((

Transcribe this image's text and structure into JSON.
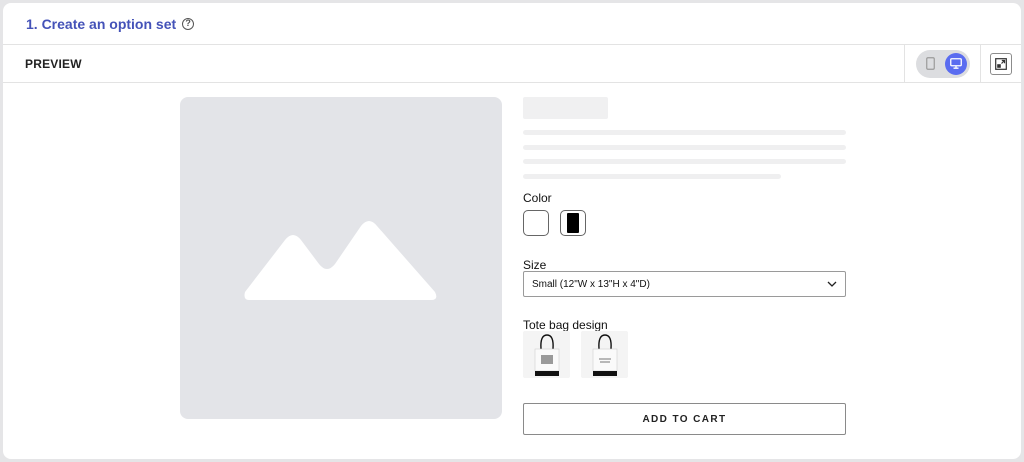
{
  "section": {
    "title": "1. Create an option set",
    "help_icon": "help-circle-icon",
    "help_glyph": "?"
  },
  "preview": {
    "label": "PREVIEW",
    "device_toggle": {
      "options": [
        "mobile",
        "desktop"
      ],
      "selected": "desktop",
      "accent": "#5a6cf0"
    },
    "expand_icon": "expand-icon"
  },
  "product": {
    "image_icon": "image-placeholder-icon",
    "options": {
      "color": {
        "label": "Color",
        "swatches": [
          {
            "name": "white",
            "color": "#ffffff"
          },
          {
            "name": "black",
            "color": "#000000"
          }
        ]
      },
      "size": {
        "label": "Size",
        "selected": "Small (12\"W x 13\"H x 4\"D)"
      },
      "design": {
        "label": "Tote bag design",
        "thumbnails": [
          "tote-bag-design-1",
          "tote-bag-design-2"
        ]
      }
    },
    "add_to_cart_label": "ADD TO CART"
  }
}
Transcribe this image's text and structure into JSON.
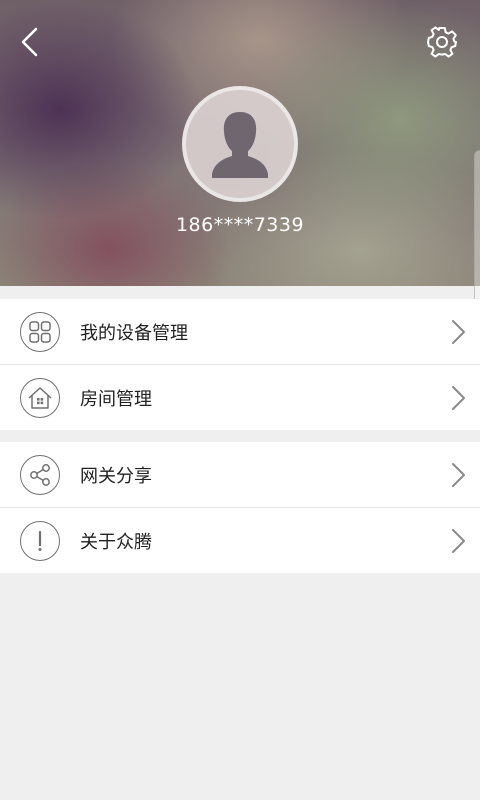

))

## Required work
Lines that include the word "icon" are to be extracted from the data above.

## Exercise response
    "help_icon": "help-circle-icon",
    "expand_icon": "expand-icon"
    "image_icon": "image-placeholder-icon",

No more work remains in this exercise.